I was also uplifted by some of the good practices I came across during my research:

Domestic workers in diplomatic households face a significant risk of abuse and exploitation as their residence permits are commonly linked to their employers, leading to a major protection gap based on the dependency and vulnerability of the domestic worker. Accessing justice is very difficult for domestic workers in diplomatic households owing to the immunity of the employer. In recent years, however, efforts led by the Organization for Security and Cooperation in Europe (OSCE) to prevent domestic servitude in diplomatic households have resulted in normative changes in at least 16 OSCE States which has made a real difference in the lives of domestic workers. There is still a lot of work ahead to end domestic servitude but also a number of other States have taken steps in the right direction, as I noted in my report.
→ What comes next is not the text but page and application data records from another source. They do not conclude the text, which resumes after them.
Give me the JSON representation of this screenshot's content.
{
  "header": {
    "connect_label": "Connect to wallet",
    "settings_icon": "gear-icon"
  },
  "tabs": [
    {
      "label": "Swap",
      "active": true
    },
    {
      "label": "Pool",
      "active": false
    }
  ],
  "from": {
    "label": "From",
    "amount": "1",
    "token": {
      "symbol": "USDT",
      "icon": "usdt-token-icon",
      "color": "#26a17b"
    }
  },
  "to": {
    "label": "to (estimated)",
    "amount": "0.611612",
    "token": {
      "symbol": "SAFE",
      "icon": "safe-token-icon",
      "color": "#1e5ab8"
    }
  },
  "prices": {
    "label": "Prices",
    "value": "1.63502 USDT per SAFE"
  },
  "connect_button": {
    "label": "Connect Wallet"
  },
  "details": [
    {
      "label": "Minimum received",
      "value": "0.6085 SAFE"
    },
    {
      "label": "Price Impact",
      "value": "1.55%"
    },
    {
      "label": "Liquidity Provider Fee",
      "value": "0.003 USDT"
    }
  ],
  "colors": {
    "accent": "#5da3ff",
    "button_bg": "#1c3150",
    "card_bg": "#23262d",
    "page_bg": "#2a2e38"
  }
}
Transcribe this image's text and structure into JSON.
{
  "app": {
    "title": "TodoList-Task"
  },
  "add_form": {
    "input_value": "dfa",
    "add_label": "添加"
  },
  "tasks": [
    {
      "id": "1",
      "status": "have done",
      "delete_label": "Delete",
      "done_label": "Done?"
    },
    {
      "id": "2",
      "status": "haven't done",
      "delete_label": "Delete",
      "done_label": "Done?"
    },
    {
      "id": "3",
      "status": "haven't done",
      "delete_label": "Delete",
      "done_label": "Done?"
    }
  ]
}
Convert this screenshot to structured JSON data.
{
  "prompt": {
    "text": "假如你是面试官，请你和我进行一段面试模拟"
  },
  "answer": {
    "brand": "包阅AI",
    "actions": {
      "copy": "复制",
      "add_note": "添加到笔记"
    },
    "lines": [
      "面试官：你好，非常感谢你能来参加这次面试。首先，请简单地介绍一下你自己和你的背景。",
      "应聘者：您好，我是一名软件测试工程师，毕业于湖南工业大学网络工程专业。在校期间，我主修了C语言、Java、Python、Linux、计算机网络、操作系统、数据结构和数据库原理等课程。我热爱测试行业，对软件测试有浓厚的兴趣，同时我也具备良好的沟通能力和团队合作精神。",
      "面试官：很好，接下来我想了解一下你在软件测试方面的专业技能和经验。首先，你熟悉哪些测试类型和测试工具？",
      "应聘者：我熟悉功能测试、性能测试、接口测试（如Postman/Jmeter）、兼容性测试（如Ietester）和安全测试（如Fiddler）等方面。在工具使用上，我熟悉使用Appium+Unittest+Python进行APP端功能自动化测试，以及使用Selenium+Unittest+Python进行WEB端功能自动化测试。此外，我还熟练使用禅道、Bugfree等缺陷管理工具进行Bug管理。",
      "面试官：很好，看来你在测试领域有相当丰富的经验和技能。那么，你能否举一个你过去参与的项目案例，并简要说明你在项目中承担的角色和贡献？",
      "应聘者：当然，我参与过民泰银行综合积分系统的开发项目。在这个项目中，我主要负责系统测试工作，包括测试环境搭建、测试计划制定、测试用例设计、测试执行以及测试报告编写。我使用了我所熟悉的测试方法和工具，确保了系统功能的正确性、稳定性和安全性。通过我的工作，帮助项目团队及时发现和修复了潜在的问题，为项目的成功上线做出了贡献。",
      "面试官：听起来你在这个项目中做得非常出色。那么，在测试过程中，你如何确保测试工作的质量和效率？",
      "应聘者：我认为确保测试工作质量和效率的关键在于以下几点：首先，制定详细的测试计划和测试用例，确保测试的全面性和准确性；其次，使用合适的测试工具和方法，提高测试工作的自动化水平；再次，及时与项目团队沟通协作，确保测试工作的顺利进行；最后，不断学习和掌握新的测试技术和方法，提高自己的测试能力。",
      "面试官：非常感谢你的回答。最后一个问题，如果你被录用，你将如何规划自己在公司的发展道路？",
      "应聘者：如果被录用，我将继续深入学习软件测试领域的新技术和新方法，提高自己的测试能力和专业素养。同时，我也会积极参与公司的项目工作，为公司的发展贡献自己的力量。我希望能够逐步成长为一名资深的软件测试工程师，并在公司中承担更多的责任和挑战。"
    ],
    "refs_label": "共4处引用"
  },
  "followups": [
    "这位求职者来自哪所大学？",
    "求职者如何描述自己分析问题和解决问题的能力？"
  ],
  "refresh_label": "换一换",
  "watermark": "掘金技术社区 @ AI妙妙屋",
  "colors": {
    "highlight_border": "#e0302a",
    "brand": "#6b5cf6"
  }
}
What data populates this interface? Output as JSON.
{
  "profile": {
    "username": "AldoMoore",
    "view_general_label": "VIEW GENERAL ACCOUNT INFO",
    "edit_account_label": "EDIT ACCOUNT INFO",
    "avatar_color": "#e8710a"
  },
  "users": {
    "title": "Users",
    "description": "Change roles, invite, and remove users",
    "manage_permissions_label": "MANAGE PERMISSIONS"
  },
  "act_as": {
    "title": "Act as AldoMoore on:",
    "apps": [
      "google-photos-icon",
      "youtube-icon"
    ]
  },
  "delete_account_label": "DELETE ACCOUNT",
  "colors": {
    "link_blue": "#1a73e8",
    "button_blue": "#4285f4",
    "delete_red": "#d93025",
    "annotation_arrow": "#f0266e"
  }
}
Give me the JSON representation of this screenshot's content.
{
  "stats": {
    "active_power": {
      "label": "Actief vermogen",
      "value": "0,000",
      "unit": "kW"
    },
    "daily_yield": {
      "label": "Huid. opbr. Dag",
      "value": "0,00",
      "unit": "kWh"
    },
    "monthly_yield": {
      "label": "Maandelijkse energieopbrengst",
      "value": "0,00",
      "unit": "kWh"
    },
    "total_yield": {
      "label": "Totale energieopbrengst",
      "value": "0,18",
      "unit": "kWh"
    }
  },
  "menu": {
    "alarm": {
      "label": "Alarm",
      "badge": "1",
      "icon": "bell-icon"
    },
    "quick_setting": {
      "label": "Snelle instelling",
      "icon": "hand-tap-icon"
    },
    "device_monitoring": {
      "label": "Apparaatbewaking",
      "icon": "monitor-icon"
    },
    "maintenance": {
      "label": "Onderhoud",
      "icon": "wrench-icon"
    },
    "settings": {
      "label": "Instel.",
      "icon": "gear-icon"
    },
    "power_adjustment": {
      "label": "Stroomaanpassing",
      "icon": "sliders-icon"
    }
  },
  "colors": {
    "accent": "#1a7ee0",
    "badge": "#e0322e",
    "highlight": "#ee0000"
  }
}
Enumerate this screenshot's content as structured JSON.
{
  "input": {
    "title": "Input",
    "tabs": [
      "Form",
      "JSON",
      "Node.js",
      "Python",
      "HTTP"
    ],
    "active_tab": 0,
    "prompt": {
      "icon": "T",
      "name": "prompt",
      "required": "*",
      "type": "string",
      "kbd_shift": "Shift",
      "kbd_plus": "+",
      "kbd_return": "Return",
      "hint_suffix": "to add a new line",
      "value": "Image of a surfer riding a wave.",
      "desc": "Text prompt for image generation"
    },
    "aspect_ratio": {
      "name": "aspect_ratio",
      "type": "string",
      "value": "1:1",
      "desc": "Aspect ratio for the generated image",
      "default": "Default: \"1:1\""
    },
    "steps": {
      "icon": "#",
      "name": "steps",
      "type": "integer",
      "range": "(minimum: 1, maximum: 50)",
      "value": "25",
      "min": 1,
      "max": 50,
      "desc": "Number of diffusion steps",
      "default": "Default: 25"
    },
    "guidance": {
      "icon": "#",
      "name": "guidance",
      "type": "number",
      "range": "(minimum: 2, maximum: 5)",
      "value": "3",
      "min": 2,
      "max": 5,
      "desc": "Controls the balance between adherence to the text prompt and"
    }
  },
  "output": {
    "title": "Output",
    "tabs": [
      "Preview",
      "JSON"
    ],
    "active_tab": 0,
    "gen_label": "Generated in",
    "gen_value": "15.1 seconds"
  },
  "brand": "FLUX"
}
These are encouraging signs.

CWGL: What was the reception of the report like at the GA? How did state parties react to it?

UB: There was much support for my report to the GA, which was on the gender-related dimensions of contemporary forms of slavery, with a particular focus on structural discrimination against women and girls as both a cause and a consequence of various manifestations of slavery (A/73/139). A number of delegations, including from the European Union intervened. In response, I noted that regional organizations such as the EU play a critical role in ensuring that women and girls fully participate in decision-making processes and in identifying the specific geographical and economic impacts and manifestations of contemporary forms of slavery.

I also mentioned that there is a global “rush to the bottom” in supply chains which has a strong detrimental impact on decent work. With regard to migrant women in domestic work, for example, I stressed that fraudulent recruitment practices need to be reversed and that information about working conditions and available complaint mechanisms in receiving countries needs to be more accessible. Finally, I noted that the UN plays an important role in consolidating initiatives against contemporary forms of slavery, particularly in cross-cutting areas such as trafficking in persons and violence in the workplace, amongst others.

CWGL: Do you have any thoughts on what the ILO instrument currently under development on violence and harassment in the world of work should include to address the challenges faced by migrant domestic workers?

UB: It should ensure that States impose obligations on all businesses irrespective of their size or turnover, thus even the single employer of a domestic worker, to create a working environment that is free of all forms of violence and harassment. The ILO instrument should also require States to ensure that their labour laws allow for inspections of private homes to identify any abuse, harassment or violence experienced by domestic workers. Complaint mechanisms should make it easy for domestic workers to report issues of harassment or violence in the workplace, and effective remedies should exist for workers whose rights have been violated.


You can read more from our Domestic Worker Sector Focus here.